Victoria Barr, field manager of the Bureau of Land Management Ely District, Caliente office, told County Commissioners at their regular meeting Aug. 5, she is planning a tour of the Ash Springs facility in September with State Sen. Pete Goicochea and Assemblyman John Oscarson, as well as staff members from the offices of U.S. Sen. Harry Reid, Sen. John Heller, Rep. Mark Amodei, the County Commissioners and other state congressionals. No date has been selected yet.
BLM recently closed Ash Springs, locally known as Little Ash, to the public until further notice to provide for public safety.
“We want to show them (the congressionals) what the situation is of the condition of the spring and the habitat, of the degraded pool wall, so they can be prepared to start to field questions from their constituents about the spring being closed, and how long it might take before it opens and what is going to happen in the future. We want to communicate openly and transparently about what our process is there.”
Earlier, Barr had said, “Unauthorized modifications made to the pool by members of the public have undercut the banks, which could cause the rock wall to collapse.” The approximately one-acre site, located alongside U.S. Highway 93 about 110 miles north of Las Vegas, Nev., receives 65,000-plus visitors annually. The popular site is home to the endangered White River springfish, as well as several sensitive species that include the Pahranagat pebblesnail, Pahranagat naucorid bug and Grated tyronia.

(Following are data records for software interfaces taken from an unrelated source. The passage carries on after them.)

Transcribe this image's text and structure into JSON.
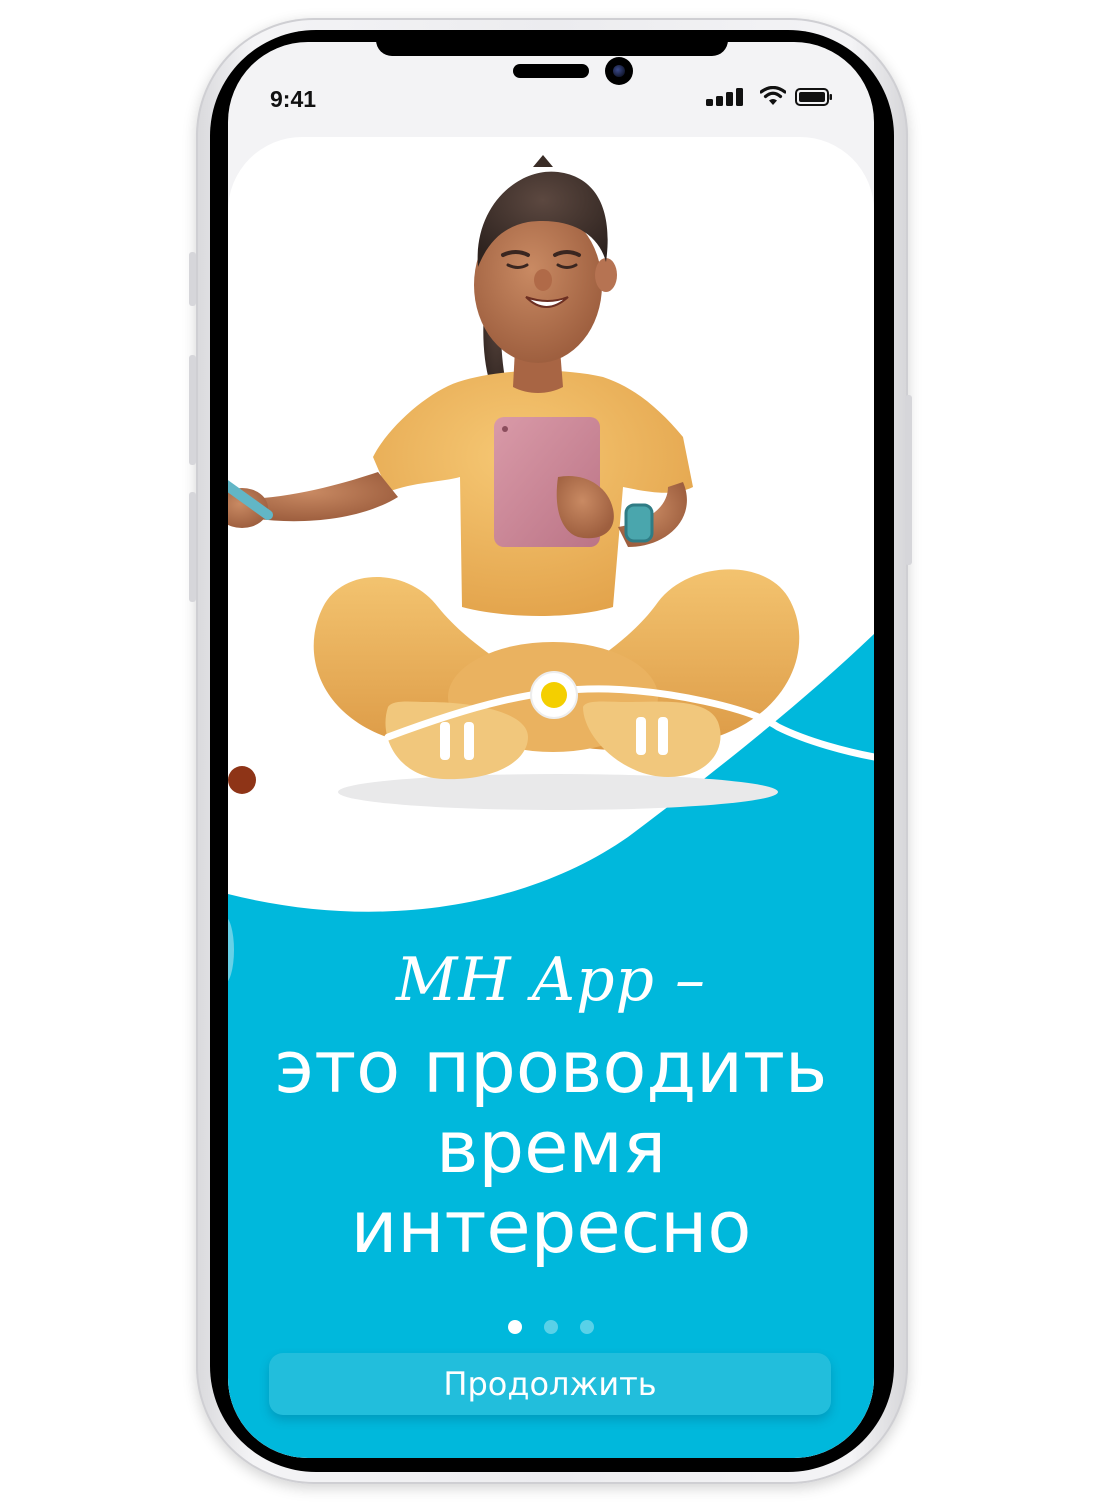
{
  "status_bar": {
    "time": "9:41",
    "icons": [
      "signal-icon",
      "wifi-icon",
      "battery-icon"
    ]
  },
  "illustration": {
    "subject": "3D person sitting cross-legged holding a tablet",
    "icon": "person-with-tablet-illustration"
  },
  "onboarding": {
    "title_script": "MH App –",
    "title_lines": [
      "это проводить",
      "время",
      "интересно"
    ],
    "page_indicator": {
      "total": 3,
      "active": 1
    },
    "continue_label": "Продолжить"
  },
  "colors": {
    "accent": "#00b8dc",
    "button": "#22bedc",
    "indicator_yellow": "#f4cf00",
    "shirt": "#f2bb5e",
    "tablet": "#cf8a9a"
  }
}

Barr said BLM does not have a proposed action as yet for Ash Springs, but starting in October, “We will be having probably more than one public meeting where we want to get ideas from the communities and stakeholders as for the future of Ash Springs as we start our planning process. We want to find out what the public would like to see there. Nothing is off the table at this point in the range of alternatives, from selling the land, to it becoming county land they would maintain for public purposes.”